According to Dr. Bearer, the research conducted in the NICU is one part of the Division’s broader agenda for studying an array of neonatal issues, including Bronchopulmonary Dysplasia, Normal and abnormal neurodevelopment, Nutritional support for neurodevelopment, Intestinal Innate Immunity, Neonatal Infection, Neonatal gastroesophageal reflux, Non-invasive testing, Palliative Care, Impact of Health Policy on infant mortality.
To learn how you can support the NICU, visit: http://www.ummsfoundation.org/NICU.
About the University of Maryland Children’s Hospital
The University of Maryland Children’s Hospital is recognized throughout Maryland and the mid-Atlantic region as a resource for critically and chronically ill children. UMCH physicians and staff excel in combining state-of-the-art medicine with family-centered care. More than 100 physicians specialize in understanding how to treat conditions and diseases in children, including congenital heart conditions, asthma, epilepsy and gastrointestinal disorders. The neonatal intensive care unit (NICU) provides the highest level of care to the tiniest newborns. To learn more about the University of Maryland Children’s Hospital, please visit http://umm.edu/programs/childrens.
About the University of Maryland School of Medicine

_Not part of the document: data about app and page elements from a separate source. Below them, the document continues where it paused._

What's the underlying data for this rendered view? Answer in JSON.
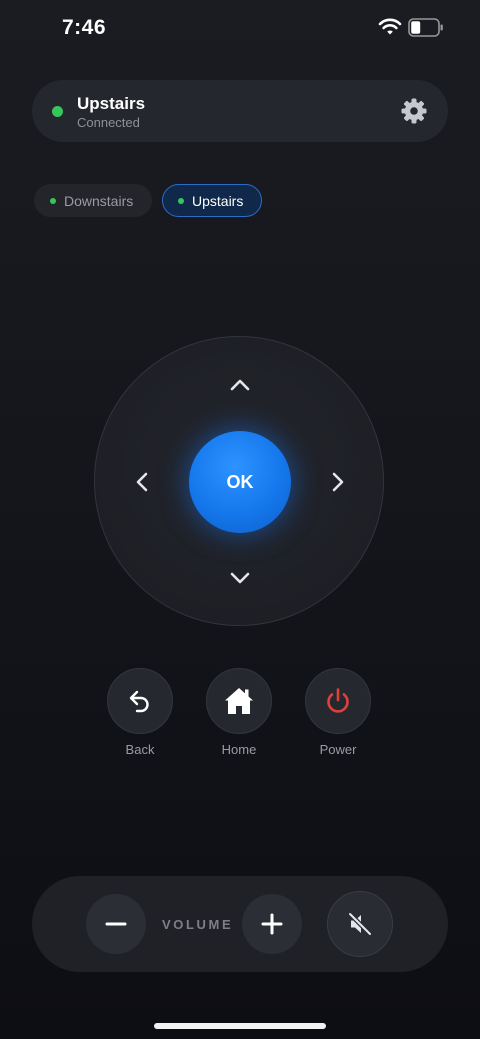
{
  "status_bar": {
    "time": "7:46",
    "battery_level": 0.35,
    "icons": [
      "wifi-icon",
      "battery-icon"
    ]
  },
  "device": {
    "name": "Upstairs",
    "status": "Connected",
    "status_color": "#34c759",
    "settings_icon": "gear-icon"
  },
  "devices": [
    {
      "label": "Downstairs",
      "selected": false
    },
    {
      "label": "Upstairs",
      "selected": true
    }
  ],
  "dpad": {
    "ok_label": "OK",
    "icons": [
      "chevron-up-icon",
      "chevron-down-icon",
      "chevron-left-icon",
      "chevron-right-icon"
    ]
  },
  "controls": {
    "back": {
      "label": "Back",
      "icon": "back-arrow-icon"
    },
    "home": {
      "label": "Home",
      "icon": "house-icon"
    },
    "power": {
      "label": "Power",
      "icon": "power-icon",
      "color": "#e0403a"
    }
  },
  "volume": {
    "label": "VOLUME",
    "icons": [
      "minus-icon",
      "plus-icon",
      "mute-icon"
    ]
  },
  "colors": {
    "accent": "#1477ec",
    "background": "#14161c",
    "power": "#e0403a",
    "online": "#34c759"
  }
}
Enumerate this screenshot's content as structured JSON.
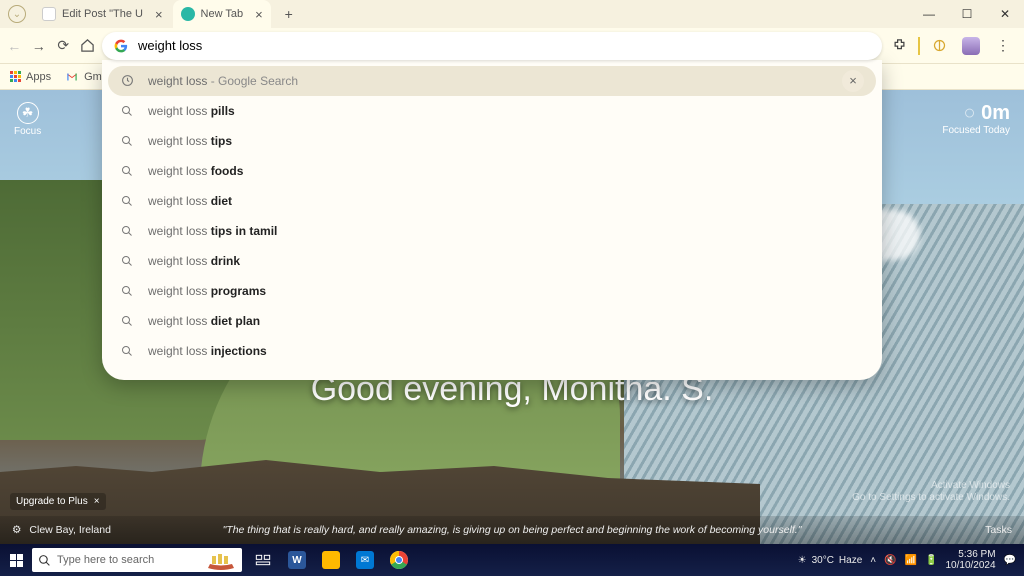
{
  "tabs": {
    "inactive_title": "Edit Post \"The U",
    "active_title": "New Tab"
  },
  "omnibox": {
    "query": "weight loss"
  },
  "bookmarks": {
    "apps": "Apps",
    "gmail": "Gmail"
  },
  "suggestions": [
    {
      "prefix": "weight loss",
      "bold": "",
      "hint": " - Google Search",
      "history": true,
      "removable": true
    },
    {
      "prefix": "weight loss ",
      "bold": "pills",
      "hint": "",
      "history": false
    },
    {
      "prefix": "weight loss ",
      "bold": "tips",
      "hint": "",
      "history": false
    },
    {
      "prefix": "weight loss ",
      "bold": "foods",
      "hint": "",
      "history": false
    },
    {
      "prefix": "weight loss ",
      "bold": "diet",
      "hint": "",
      "history": false
    },
    {
      "prefix": "weight loss ",
      "bold": "tips in tamil",
      "hint": "",
      "history": false
    },
    {
      "prefix": "weight loss ",
      "bold": "drink",
      "hint": "",
      "history": false
    },
    {
      "prefix": "weight loss ",
      "bold": "programs",
      "hint": "",
      "history": false
    },
    {
      "prefix": "weight loss ",
      "bold": "diet plan",
      "hint": "",
      "history": false
    },
    {
      "prefix": "weight loss ",
      "bold": "injections",
      "hint": "",
      "history": false
    }
  ],
  "newtab_page": {
    "focus_label": "Focus",
    "focused_value": "0m",
    "focused_label": "Focused Today",
    "greeting": "Good evening, Monitha. S.",
    "upgrade": "Upgrade to Plus",
    "location": "Clew Bay, Ireland",
    "quote": "\"The thing that is really hard, and really amazing, is giving up on being perfect and beginning the work of becoming yourself.\"",
    "tasks": "Tasks",
    "watermark_1": "Activate Windows",
    "watermark_2": "Go to Settings to activate Windows."
  },
  "taskbar": {
    "search_placeholder": "Type here to search",
    "weather_temp": "30°C",
    "weather_cond": "Haze",
    "time": "5:36 PM",
    "date": "10/10/2024"
  }
}
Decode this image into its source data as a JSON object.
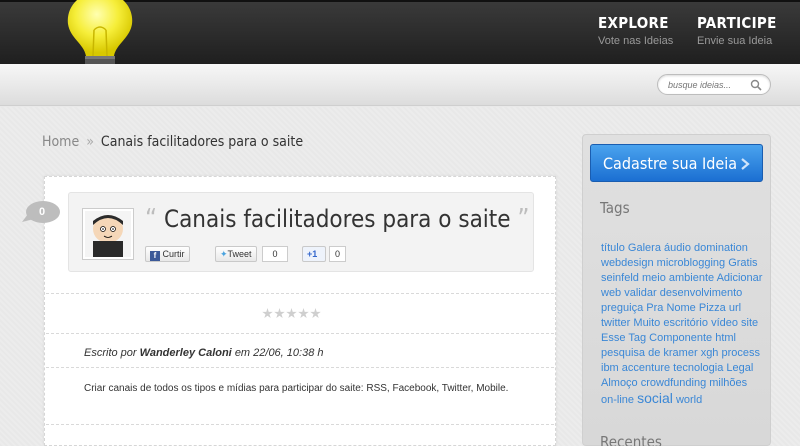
{
  "header": {
    "nav": [
      {
        "title": "EXPLORE",
        "subtitle": "Vote nas Ideias"
      },
      {
        "title": "PARTICIPE",
        "subtitle": "Envie sua Ideia"
      }
    ],
    "search": {
      "placeholder": "busque ideias..."
    }
  },
  "breadcrumb": {
    "home": "Home",
    "separator": "»",
    "current": "Canais facilitadores para o saite"
  },
  "post": {
    "comment_count": "0",
    "title_open_quote": "“",
    "title": "Canais facilitadores para o saite",
    "title_close_quote": "”",
    "share": {
      "facebook_label": "Curtir",
      "tweet_label": "Tweet",
      "tweet_count": "0",
      "plusone_label": "+1",
      "plusone_count": "0"
    },
    "rating_stars": 5,
    "byline_prefix": "Escrito por",
    "author": "Wanderley Caloni",
    "byline_suffix": "em 22/06, 10:38 h",
    "body": "Criar canais de todos os tipos e mídias para participar do saite: RSS, Facebook, Twitter, Mobile."
  },
  "sidebar": {
    "cta_label": "Cadastre sua Ideia",
    "tags_heading": "Tags",
    "tags": [
      "título",
      "Galera",
      "áudio",
      "domination",
      "webdesign",
      "microblogging",
      "Gratis",
      "seinfeld",
      "meio ambiente",
      "Adicionar",
      "web",
      "validar",
      "desenvolvimento",
      "preguiça",
      "Pra",
      "Nome",
      "Pizza",
      "url",
      "twitter",
      "Muito",
      "escritório",
      "vídeo",
      "site",
      "Esse",
      "Tag",
      "Componente",
      "html",
      "pesquisa de",
      "kramer",
      "xgh",
      "process",
      "ibm",
      "accenture",
      "tecnologia",
      "Legal",
      "Almoço",
      "crowdfunding",
      "milhões",
      "on-line",
      "social",
      "world"
    ],
    "recent_heading": "Recentes"
  },
  "colors": {
    "accent": "#3a87d6",
    "cta": "#1b6fd2",
    "header": "#2a2a2a"
  }
}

The University of Maryland School of Medicine, chartered in 1807 as the first public medical school in the United States, continues today as a leader in accelerating innovation and discovery in medicine. The School of Medicine is the founding school of the University of Maryland, and is an integral part of the 11-campus University System of Maryland. Located on the University of Maryland’s Baltimore campus, the School of Medicine works closely with the University of Maryland Medical Center and Medical System to provide a research-intensive, academic and clinically based education. With 43 academic departments, centers and institutes and a faculty of more than 3,000 physicians and research scientists, plus more than $400 million in extramural funding, the School is regarded as one of the leading biomedical research institutions in the U.S.A., with top-tier faculty and programs in vaccine development, cancer, brain science, surgery and transplantation, trauma and emergency medicine, and human genomics, among other centers of excellence. The School is not only concerned with the health of the citizens of Maryland and the U.S.A., but also has a global presence, with research and treatment facilities in more than 35 countries around the world. http://medschool.umaryland.edu/